TASK TO COMPLETE: Output the entries exactly.

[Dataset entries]
★ ★ ★ ★ ★ ★ ★
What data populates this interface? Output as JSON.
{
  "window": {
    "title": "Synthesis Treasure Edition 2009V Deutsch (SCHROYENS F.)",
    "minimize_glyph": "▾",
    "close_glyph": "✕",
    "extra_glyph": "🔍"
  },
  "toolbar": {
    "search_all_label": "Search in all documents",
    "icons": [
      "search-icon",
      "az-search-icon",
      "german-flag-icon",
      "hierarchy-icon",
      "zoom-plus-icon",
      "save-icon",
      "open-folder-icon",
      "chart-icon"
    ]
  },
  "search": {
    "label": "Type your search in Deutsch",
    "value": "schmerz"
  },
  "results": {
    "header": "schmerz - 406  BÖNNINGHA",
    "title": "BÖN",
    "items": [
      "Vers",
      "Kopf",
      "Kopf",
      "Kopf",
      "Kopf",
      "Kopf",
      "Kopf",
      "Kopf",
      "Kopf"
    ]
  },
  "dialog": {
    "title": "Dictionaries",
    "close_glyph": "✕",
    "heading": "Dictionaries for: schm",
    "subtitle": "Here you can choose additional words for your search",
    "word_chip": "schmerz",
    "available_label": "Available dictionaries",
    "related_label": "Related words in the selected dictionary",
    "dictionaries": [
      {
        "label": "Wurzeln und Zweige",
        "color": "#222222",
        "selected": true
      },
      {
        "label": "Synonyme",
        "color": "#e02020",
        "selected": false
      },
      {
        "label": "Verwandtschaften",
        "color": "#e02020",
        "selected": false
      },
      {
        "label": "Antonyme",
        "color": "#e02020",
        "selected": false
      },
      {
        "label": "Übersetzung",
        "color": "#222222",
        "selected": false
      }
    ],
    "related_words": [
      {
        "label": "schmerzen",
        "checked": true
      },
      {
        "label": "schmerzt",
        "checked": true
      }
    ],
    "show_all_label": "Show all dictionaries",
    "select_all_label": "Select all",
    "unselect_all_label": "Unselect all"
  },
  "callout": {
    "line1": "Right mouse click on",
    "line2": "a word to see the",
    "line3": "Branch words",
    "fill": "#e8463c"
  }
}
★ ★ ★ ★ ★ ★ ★
PROBLEM SOLUTION:
What data populates this interface? Output as JSON.
{
  "window": {
    "title": "Synthesis Treasure Edition 2009V Deutsch (SCHROYENS F.)",
    "minimize_glyph": "▾",
    "close_glyph": "✕",
    "extra_glyph": "🔍"
  },
  "toolbar": {
    "search_all_label": "Search in all documents",
    "icons": [
      "search-icon",
      "az-search-icon",
      "german-flag-icon",
      "hierarchy-icon",
      "zoom-plus-icon",
      "save-icon",
      "open-folder-icon",
      "chart-icon"
    ]
  },
  "search": {
    "label": "Type your search in Deutsch",
    "value": "schmerz"
  },
  "results": {
    "header": "schmerz - 406  BÖNNINGHA",
    "title": "BÖN",
    "items": [
      "Vers",
      "Kopf",
      "Kopf",
      "Kopf",
      "Kopf",
      "Kopf",
      "Kopf",
      "Kopf",
      "Kopf"
    ]
  },
  "dialog": {
    "title": "Dictionaries",
    "close_glyph": "✕",
    "heading": "Dictionaries for: schm",
    "subtitle": "Here you can choose additional words for your search",
    "word_chip": "schmerz",
    "available_label": "Available dictionaries",
    "related_label": "Related words in the selected dictionary",
    "dictionaries": [
      {
        "label": "Wurzeln und Zweige",
        "color": "#222222",
        "selected": true
      },
      {
        "label": "Synonyme",
        "color": "#e02020",
        "selected": false
      },
      {
        "label": "Verwandtschaften",
        "color": "#e02020",
        "selected": false
      },
      {
        "label": "Antonyme",
        "color": "#e02020",
        "selected": false
      },
      {
        "label": "Übersetzung",
        "color": "#222222",
        "selected": false
      }
    ],
    "related_words": [
      {
        "label": "schmerzen",
        "checked": true
      },
      {
        "label": "schmerzt",
        "checked": true
      }
    ],
    "show_all_label": "Show all dictionaries",
    "select_all_label": "Select all",
    "unselect_all_label": "Unselect all"
  },
  "callout": {
    "line1": "Right mouse click on",
    "line2": "a word to see the",
    "line3": "Branch words",
    "fill": "#e8463c"
  }
}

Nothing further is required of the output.